In the 1950s, before desktop computers and long before laptops, all computing was done on mainframe computers. These computers could take up a whole room and most weren’t powerful, at least not by modern standards. They typically did less work than one of today’s laptop computers. As a matter of fact, the earliest computers were designed to only do one job or run a single program.
As computer programs got more complicated and computer hardware accordingly became less expensive, it became more effective to build computers that could run more than one type of program at once. To enable this, computer engineers had to develop a way that the computer could adapt itself to a new and different program. The mainframe OS developed accordingly.
One of the earliest functions of the system was reading punch cards, which were basically very early versions of floppy disks and readable CDs. On those first computers, not only was there no mouse, there was also no keyboard. All input into the computer came from cards with holes punched in them in specific patterns. The position of the holes determined the data that was being transmitted and transferred. The OS read each cards and translated it into the binary data that the computer understood and could use to execute certain specific functions.

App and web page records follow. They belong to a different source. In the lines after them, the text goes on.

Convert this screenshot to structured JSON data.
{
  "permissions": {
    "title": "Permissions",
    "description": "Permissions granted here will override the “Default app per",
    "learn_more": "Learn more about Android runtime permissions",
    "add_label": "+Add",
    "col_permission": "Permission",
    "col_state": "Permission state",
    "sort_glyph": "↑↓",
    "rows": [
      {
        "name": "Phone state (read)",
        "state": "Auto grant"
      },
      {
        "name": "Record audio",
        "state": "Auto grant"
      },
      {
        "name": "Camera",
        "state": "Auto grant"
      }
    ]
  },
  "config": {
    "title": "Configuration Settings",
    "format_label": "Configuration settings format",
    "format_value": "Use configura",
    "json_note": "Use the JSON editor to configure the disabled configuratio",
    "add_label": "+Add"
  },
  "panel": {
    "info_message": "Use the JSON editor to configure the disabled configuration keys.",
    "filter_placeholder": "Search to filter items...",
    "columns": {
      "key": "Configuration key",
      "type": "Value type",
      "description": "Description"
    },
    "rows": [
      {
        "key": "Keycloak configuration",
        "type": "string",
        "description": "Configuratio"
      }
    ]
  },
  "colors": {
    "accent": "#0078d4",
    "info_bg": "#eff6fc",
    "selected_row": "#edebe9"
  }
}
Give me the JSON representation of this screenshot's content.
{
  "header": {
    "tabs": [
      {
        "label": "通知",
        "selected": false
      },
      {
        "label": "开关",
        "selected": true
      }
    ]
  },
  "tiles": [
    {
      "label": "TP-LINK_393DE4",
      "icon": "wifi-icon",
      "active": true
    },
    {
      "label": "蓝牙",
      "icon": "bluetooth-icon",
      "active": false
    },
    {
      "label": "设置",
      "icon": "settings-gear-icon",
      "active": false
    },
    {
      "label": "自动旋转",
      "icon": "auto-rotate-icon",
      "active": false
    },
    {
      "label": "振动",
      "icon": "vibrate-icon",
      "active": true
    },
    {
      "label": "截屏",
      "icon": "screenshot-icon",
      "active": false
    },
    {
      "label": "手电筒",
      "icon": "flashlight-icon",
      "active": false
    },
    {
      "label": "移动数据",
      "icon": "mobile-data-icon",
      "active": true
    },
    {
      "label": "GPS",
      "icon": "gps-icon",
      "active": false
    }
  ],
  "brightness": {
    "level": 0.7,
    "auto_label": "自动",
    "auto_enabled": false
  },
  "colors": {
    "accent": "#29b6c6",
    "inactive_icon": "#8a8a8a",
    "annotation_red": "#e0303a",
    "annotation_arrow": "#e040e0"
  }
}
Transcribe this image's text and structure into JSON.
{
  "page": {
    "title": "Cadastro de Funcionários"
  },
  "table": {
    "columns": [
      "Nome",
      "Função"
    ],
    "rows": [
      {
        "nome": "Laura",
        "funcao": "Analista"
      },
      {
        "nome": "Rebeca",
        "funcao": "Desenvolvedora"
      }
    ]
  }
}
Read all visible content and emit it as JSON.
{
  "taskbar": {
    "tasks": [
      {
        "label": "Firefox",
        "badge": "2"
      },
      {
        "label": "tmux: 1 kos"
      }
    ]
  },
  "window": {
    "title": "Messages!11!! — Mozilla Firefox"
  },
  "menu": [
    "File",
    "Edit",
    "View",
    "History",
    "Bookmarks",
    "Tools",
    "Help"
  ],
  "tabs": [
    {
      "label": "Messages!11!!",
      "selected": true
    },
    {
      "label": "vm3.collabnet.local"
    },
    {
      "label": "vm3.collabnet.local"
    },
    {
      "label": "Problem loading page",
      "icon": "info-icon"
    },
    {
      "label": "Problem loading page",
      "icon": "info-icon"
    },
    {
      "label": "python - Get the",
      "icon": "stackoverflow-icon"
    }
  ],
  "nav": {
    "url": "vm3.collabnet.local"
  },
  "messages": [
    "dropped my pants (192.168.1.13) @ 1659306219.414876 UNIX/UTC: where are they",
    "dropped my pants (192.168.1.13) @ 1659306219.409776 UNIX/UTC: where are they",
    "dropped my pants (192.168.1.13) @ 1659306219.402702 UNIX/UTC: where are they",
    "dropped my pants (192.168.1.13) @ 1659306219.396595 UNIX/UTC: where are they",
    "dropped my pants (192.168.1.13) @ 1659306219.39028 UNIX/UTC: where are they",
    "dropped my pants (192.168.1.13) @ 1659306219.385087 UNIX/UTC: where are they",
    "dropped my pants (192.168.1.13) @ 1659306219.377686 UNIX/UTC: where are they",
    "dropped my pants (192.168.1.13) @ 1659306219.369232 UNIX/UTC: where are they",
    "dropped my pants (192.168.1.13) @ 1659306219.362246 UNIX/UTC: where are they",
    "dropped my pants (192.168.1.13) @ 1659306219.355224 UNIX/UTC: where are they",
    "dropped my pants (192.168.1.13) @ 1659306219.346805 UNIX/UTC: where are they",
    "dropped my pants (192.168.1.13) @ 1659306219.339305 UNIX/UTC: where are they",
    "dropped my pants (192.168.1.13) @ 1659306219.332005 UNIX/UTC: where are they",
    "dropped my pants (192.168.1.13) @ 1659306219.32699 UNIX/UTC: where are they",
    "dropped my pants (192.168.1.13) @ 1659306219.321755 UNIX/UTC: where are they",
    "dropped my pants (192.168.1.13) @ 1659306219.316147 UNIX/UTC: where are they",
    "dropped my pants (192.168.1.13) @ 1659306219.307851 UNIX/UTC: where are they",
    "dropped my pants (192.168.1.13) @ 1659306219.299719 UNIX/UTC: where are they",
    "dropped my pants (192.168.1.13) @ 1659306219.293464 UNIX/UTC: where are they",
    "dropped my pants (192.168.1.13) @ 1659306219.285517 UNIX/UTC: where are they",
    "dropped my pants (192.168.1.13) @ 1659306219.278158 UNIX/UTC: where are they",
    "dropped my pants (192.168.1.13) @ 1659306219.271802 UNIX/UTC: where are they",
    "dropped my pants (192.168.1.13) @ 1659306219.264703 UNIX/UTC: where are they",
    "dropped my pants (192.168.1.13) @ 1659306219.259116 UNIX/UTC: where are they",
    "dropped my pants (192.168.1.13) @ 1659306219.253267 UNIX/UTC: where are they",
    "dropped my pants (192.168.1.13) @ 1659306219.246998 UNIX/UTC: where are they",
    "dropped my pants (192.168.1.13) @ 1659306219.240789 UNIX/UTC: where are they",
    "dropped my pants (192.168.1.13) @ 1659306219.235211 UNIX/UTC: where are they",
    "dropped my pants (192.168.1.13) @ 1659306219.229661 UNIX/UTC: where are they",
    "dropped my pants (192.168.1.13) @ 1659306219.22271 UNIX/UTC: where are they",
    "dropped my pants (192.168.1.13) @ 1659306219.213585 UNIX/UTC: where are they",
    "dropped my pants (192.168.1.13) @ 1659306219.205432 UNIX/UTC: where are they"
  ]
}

This old computer input method is a good example of what an operating system does. If a computer program is looking for a series of numbers, for example, it doesn’t really matter where those numbers are coming from. Binary data can come from punch cards, a keyboard, an Internet script, or voice recognition software. The operating system takes the number from the input device and hands it off to the program, which then uses it as needed.
It was through these early days of operating system functionality that aspects of modern computing were first pioneered. Concepts such as batch processing, multitasking, buffering, and spooling — all key elements of how computers work today — were first introduced in the mainframe operating systems of the 1950s, though obviously in much simpler forms. Technicians have built on these early ideas to enable everything from remote data transfer to smartphone Internet connectivity.